Below are the records. Gather each line that holds "Anchura".

*DATA SHOWN*:

↓

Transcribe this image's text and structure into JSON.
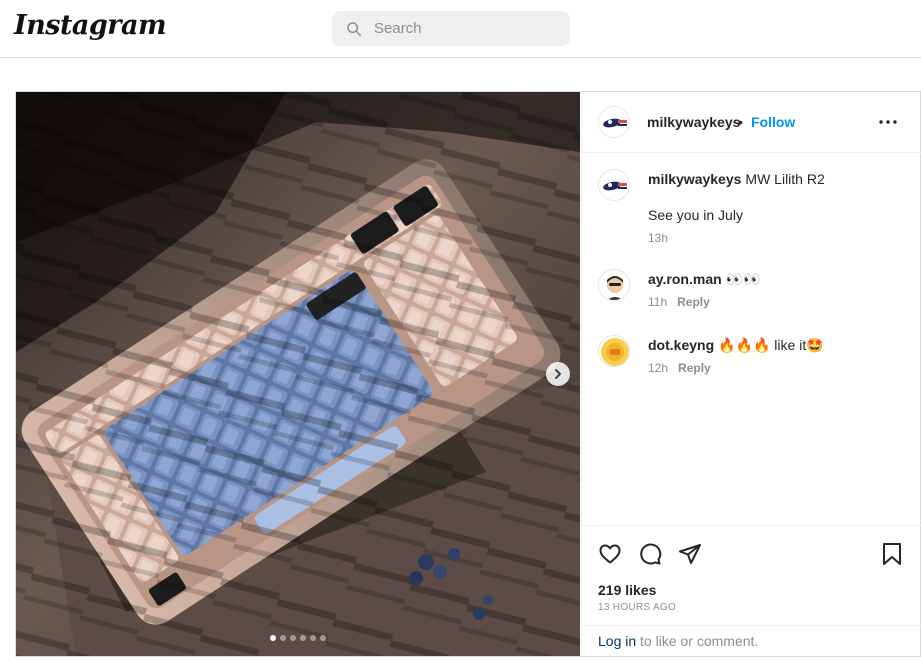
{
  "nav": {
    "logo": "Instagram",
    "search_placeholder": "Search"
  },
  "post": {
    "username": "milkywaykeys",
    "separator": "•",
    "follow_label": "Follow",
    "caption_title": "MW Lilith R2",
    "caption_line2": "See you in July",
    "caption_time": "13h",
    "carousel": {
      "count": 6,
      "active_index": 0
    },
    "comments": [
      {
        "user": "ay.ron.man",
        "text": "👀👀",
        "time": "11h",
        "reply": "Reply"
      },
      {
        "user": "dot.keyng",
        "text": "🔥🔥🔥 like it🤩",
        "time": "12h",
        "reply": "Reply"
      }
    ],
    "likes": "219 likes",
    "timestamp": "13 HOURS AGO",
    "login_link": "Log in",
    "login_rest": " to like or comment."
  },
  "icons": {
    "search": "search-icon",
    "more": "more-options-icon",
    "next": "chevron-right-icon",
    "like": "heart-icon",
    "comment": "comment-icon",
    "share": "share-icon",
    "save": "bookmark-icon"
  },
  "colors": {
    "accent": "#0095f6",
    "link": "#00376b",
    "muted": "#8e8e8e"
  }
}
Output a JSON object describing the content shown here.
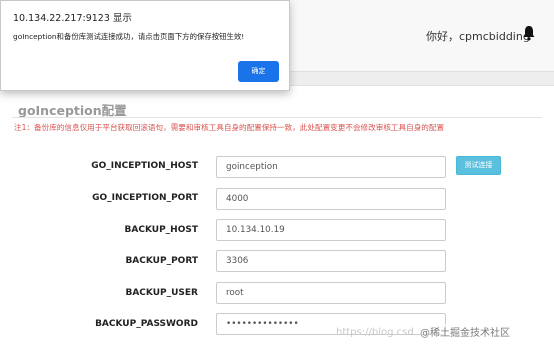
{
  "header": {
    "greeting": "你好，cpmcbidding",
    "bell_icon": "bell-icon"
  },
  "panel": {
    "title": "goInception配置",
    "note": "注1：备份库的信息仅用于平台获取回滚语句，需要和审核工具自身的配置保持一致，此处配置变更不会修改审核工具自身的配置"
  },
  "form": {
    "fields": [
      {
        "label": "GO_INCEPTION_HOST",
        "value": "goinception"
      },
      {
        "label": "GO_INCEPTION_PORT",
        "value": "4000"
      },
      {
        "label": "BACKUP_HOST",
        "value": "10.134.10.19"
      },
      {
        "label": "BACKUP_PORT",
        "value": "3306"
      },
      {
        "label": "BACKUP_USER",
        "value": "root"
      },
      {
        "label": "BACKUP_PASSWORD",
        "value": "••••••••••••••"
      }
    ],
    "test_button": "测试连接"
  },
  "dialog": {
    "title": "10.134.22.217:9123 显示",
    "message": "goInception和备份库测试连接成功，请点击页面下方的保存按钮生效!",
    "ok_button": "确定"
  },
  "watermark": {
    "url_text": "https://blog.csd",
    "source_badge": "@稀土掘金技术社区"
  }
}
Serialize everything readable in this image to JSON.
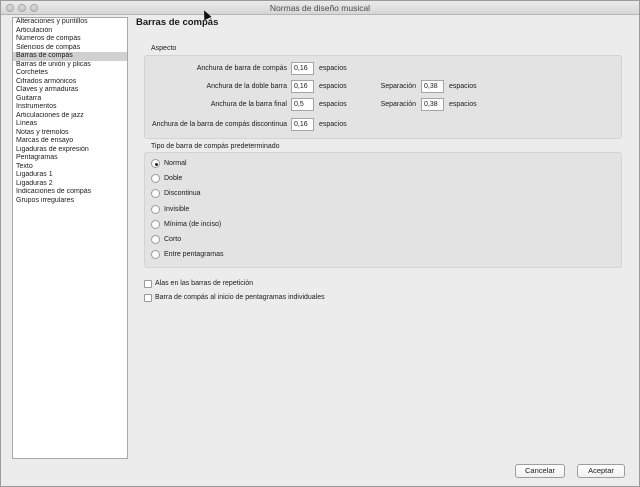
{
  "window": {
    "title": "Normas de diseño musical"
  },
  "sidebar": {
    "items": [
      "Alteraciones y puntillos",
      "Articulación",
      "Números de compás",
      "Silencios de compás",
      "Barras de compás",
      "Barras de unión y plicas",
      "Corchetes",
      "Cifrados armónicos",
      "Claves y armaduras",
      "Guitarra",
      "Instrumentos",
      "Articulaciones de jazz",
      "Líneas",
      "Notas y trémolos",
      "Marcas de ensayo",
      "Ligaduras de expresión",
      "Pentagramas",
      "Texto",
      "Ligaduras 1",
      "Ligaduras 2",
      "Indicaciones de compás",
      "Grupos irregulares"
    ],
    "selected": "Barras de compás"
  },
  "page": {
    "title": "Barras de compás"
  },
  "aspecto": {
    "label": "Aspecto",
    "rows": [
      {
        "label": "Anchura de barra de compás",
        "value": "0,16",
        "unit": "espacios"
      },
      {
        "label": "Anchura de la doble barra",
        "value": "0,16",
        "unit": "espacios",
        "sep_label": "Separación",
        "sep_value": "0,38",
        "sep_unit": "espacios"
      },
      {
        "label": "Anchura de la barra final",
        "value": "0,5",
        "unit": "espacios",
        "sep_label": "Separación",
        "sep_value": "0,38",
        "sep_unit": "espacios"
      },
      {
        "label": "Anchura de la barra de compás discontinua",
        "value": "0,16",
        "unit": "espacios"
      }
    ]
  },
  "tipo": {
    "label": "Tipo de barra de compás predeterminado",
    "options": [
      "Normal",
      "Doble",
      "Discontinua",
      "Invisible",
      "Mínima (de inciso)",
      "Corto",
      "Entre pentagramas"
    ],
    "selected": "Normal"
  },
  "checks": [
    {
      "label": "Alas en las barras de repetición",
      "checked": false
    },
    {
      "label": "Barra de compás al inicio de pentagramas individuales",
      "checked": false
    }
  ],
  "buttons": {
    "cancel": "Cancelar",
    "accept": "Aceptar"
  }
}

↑

*RESULT BELOW*:
        "label": "Anchura de barra de compás",
        "label": "Anchura de la doble barra",
        "label": "Anchura de la barra final",
        "label": "Anchura de la barra de compás discontinua",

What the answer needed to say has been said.